Story found on The Guardian
Written by Janet Stone
11 October 2021
This article discusses the Relationship Sabotage Scale developed by a team led by Dr Raquel Peel.
The Relationship Sabotage Scale, published on 19 September in BMC Psychology, aims to empirically measure romantic self-sabotage (a term more often bandied about in popular culture) in romantic relationships.
Here is an excerpt:
Developed over the course of five studies, the relationship sabotage scale is designed to give analytical rigour to a term more common in pop culture
Do you feel constantly criticised by your partner? Do you sometimes check their social media profiles? Will you admit to them if you know you’re wrong about something?
If you strongly agree or disagree with some of these statements, you might find yourself with a high score on the Relationship Sabotage Scale.
The Relationship Sabotage Scale:
- I get blamed unfairly for issues in my relationship.
- I often feel misunderstood by my partner.
- I constantly feel criticised by my partner.
- My partner makes me feel a lesser person.
- I get upset about how much time my partner spends with their friends.
- I believe that to keep my partner safe I need to know where my partner is.
- I often get jealous of my partner.
- I sometimes check my partner’s social media profiles
- When I notice that my partner is upset, I try to put myself in their shoes so I can understand where they are coming from.
- I am open to finding solutions and working out issues in the relationship.

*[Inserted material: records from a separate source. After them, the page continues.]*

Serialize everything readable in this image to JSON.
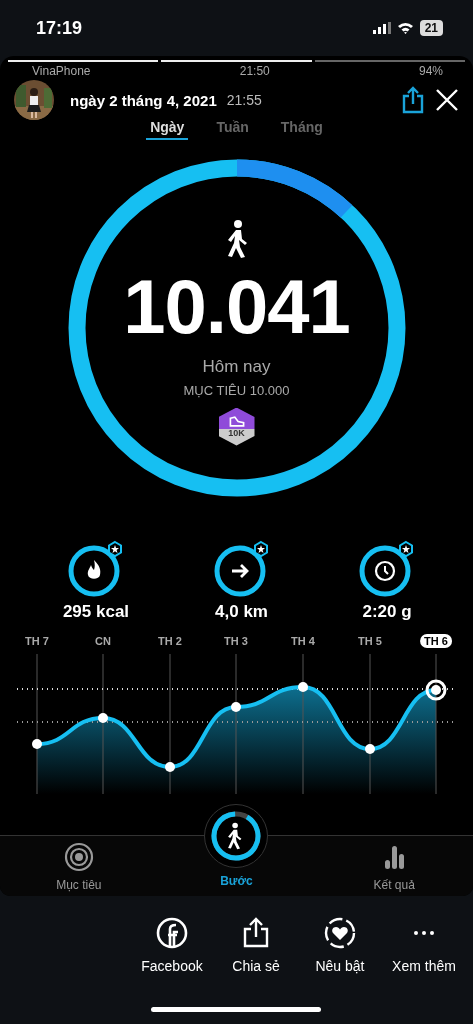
{
  "status_bar": {
    "time": "17:19",
    "battery": "21"
  },
  "story": {
    "segments": [
      {
        "level": 1
      },
      {
        "level": 1
      },
      {
        "level": 0
      }
    ],
    "inner_status": {
      "carrier": "VinaPhone",
      "time": "21:50",
      "battery": "94%"
    },
    "header": {
      "date": "ngày 2 tháng 4, 2021",
      "time": "21:55"
    }
  },
  "app": {
    "tabs": [
      {
        "label": "Ngày",
        "selected": true
      },
      {
        "label": "Tuần",
        "selected": false
      },
      {
        "label": "Tháng",
        "selected": false
      }
    ],
    "steps": "10.041",
    "period": "Hôm nay",
    "goal": "MỤC TIÊU 10.000",
    "badge": "10K",
    "stats": [
      {
        "kind": "calories",
        "value": "295 kcal"
      },
      {
        "kind": "distance",
        "value": "4,0 km"
      },
      {
        "kind": "time",
        "value": "2:20 g"
      }
    ],
    "days": [
      {
        "label": "TH 7",
        "selected": false
      },
      {
        "label": "CN",
        "selected": false
      },
      {
        "label": "TH 2",
        "selected": false
      },
      {
        "label": "TH 3",
        "selected": false
      },
      {
        "label": "TH 4",
        "selected": false
      },
      {
        "label": "TH 5",
        "selected": false
      },
      {
        "label": "TH 6",
        "selected": true
      }
    ],
    "nav": [
      {
        "kind": "goal",
        "label": "Mục tiêu",
        "selected": false
      },
      {
        "kind": "steps",
        "label": "Bước",
        "selected": true
      },
      {
        "kind": "results",
        "label": "Kết quả",
        "selected": false
      }
    ]
  },
  "actions": [
    {
      "kind": "facebook",
      "label": "Facebook"
    },
    {
      "kind": "share",
      "label": "Chia sẻ"
    },
    {
      "kind": "highlight",
      "label": "Nêu bật"
    },
    {
      "kind": "more",
      "label": "Xem thêm"
    }
  ]
}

- I will admit to my partner if I know I am wrong about something.
- I am open to my partner telling me about things I should do to improve our relationship.